Duncan Swain is a Creative Director, journalist and sometimes speaker, specialising in data visualization. He co-founded the Information is Beautiful Studio in London and comes from a background of 20 years in journalism, design and digital platforms.
In 2016 he will sit on the Graphic Design Jury at the D&AD Professional Awards. This year, for the first time, D&AD is introducing a sub-category of Graphic Design specifically for Data Visualisation. Below, Duncan argues that this is a welcome addition to the landscape, and celebrates the fact that data viz has become a mainstream form of communication.
Data viz or, what’s sometimes seen as its poorer cousin, infographics, have become an established part of our daily media diet. You can’t make it through a day’s Twitter stream, the free morning paper or a broadsheet’s business section without stumbling over scaled bubbles, a chord diagram or small multiples of choropleths. I exaggerate for effect, but you get the picture.
Data visualisation has now taken its rightful place among the more traditional storytelling formats we all know and love – text articles, videos, audio pieces, illustrations.
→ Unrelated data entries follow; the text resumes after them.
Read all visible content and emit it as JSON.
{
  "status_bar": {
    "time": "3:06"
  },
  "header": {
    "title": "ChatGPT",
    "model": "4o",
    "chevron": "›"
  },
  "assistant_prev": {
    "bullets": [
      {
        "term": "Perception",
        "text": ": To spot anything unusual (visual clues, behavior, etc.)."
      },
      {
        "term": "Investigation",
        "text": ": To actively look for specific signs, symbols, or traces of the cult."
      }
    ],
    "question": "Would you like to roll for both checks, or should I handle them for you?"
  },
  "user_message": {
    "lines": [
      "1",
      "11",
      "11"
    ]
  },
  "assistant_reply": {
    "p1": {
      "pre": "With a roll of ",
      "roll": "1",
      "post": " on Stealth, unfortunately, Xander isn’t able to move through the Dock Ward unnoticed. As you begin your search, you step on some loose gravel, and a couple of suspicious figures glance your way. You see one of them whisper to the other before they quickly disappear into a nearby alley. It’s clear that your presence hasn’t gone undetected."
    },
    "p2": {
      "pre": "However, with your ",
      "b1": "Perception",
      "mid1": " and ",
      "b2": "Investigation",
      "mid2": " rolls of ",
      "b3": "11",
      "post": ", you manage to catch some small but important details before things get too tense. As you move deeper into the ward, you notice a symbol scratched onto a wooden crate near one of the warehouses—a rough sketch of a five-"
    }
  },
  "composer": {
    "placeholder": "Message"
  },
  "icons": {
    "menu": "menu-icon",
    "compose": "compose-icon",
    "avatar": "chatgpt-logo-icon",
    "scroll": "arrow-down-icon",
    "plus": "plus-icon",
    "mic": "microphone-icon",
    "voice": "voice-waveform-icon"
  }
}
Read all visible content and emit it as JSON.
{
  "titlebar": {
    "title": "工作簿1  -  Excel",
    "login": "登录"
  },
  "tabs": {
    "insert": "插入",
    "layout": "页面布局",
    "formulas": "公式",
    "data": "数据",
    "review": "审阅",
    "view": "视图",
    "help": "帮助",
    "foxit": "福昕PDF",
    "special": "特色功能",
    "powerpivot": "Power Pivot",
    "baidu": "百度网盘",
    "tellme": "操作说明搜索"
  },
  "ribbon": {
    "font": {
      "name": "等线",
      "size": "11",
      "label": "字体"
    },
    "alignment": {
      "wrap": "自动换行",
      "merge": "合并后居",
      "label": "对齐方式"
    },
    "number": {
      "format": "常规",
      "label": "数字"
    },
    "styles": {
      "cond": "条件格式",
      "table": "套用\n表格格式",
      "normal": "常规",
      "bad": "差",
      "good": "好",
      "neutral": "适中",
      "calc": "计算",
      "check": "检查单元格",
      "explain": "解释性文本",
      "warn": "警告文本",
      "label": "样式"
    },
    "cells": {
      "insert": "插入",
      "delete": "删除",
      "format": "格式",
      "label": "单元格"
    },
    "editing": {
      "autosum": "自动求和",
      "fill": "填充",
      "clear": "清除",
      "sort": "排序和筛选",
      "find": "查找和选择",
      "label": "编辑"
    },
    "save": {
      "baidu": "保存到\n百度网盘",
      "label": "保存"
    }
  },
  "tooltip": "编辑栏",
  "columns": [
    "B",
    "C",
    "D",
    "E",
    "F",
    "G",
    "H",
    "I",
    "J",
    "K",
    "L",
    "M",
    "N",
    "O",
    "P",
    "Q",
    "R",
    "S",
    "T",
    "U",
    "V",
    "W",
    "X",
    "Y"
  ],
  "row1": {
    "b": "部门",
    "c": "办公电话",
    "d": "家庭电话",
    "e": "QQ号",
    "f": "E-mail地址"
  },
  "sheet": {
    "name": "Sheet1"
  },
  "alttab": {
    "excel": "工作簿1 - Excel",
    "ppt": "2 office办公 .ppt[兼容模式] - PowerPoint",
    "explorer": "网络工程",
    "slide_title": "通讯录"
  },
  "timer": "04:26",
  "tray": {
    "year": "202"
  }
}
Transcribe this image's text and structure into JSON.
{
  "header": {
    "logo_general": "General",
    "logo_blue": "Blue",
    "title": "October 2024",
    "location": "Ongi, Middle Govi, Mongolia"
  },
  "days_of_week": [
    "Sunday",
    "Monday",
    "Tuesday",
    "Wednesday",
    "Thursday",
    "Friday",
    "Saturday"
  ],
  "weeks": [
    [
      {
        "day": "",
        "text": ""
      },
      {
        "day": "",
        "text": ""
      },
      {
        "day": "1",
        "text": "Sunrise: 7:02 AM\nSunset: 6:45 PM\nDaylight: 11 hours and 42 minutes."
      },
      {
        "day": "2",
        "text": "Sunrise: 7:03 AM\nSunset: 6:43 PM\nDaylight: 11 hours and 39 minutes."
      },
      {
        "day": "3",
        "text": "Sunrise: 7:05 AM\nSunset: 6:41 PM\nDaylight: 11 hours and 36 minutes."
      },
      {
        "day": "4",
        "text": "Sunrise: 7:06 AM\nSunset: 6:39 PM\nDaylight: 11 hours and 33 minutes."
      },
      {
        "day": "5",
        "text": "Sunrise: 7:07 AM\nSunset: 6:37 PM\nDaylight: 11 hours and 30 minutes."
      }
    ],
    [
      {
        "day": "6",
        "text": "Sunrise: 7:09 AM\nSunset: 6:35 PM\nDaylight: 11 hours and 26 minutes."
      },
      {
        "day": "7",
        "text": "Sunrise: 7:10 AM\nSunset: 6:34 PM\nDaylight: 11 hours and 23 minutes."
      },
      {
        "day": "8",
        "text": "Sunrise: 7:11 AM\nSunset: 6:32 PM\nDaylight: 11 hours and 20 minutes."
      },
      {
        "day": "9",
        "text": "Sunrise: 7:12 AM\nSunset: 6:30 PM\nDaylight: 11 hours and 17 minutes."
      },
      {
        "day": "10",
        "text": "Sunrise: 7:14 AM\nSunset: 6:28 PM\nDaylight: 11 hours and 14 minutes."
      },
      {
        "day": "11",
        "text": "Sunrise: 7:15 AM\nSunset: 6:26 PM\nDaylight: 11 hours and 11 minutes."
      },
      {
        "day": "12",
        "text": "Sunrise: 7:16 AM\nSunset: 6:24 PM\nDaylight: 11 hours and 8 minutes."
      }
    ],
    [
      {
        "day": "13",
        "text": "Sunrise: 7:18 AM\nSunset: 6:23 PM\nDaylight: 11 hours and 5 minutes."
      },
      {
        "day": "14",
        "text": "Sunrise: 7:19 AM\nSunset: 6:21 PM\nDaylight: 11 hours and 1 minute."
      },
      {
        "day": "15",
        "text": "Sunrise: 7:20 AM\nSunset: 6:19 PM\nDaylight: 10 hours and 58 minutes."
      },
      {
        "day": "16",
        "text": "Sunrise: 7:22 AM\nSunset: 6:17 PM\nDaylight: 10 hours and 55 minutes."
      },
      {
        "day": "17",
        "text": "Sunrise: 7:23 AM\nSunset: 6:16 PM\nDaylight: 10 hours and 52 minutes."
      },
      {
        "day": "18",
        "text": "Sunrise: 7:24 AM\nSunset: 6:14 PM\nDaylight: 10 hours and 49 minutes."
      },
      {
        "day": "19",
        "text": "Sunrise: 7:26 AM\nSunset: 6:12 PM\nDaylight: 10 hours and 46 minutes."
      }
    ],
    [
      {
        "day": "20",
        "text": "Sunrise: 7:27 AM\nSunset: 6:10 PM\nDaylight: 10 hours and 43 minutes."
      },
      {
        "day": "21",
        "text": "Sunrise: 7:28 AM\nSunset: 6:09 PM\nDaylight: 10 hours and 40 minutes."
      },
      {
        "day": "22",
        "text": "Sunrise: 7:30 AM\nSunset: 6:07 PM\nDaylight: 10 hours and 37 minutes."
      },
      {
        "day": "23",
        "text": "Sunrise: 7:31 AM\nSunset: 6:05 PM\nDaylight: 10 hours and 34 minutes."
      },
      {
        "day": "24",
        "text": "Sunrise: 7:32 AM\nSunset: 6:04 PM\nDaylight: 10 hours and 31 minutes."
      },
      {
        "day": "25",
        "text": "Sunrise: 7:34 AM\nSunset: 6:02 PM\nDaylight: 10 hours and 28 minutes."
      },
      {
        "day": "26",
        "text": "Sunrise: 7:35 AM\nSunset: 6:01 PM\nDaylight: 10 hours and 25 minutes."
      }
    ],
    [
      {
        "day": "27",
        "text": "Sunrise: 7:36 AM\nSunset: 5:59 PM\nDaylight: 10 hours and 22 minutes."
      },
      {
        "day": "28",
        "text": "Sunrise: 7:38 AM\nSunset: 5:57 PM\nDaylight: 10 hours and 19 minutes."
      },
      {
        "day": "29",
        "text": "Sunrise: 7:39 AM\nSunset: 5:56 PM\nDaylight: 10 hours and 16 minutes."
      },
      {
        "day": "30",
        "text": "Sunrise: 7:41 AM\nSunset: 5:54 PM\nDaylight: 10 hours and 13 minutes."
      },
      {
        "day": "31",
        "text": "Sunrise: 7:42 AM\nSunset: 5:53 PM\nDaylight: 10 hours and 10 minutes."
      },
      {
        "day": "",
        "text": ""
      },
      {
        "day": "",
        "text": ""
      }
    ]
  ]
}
Using data instead of words as the main substance of a story can be an intriguing, innovative way of revealing something unknown. We can make connections, show patterns and isolate outliers that would otherwise remain hidden in the huge swathes of data that businesses, organizations, governments and even the devices we carry with us record every day.
Data viz is nothing new – Florence Nightingale was using it to persuade the British government to spend more on fighting infections in grim Crimean War hospitals in the 1850s – but it is here to stay.
So this is great timing for D&AD to be launching its inaugural Data Visualisation sub-category in Graphic Design. It’s good to see a major design-oriented organisation recognising the discipline.
After all, data visualisation can, and should, fundamentally be about great design because at its heart visualisation is about communication. And great successful, innovative communication can and should be underpinned by the best design. That could be pure graphic design, or interaction design, or animation or annotated live action. But it has to be great. And it should be recognised by awards.
As with all new disciplines mainstream organisations can run a little behind the industry focused players. After all, Spain’s Malofiej awards have been around since 1993 and our own Information is Beautiful Awards will be in its fifth year in 2016.
And I think this also points D&AD in the direction it also needs to take next. Having a Data Visualisation category is an admirable starting point. The next step would be to recognise this branch of design in all its granular glory.
Data visualisation can be expressed in so many different ways; interactive online or on mobile; a physical installation (see our pieces for Kew Gardens Spice Festival last summer); a motion graphic; or projection mapped onto an exhibition space. All are perfectly valid and point to this being a growing, flourishing area of expertise that deserves even more focus and recognition.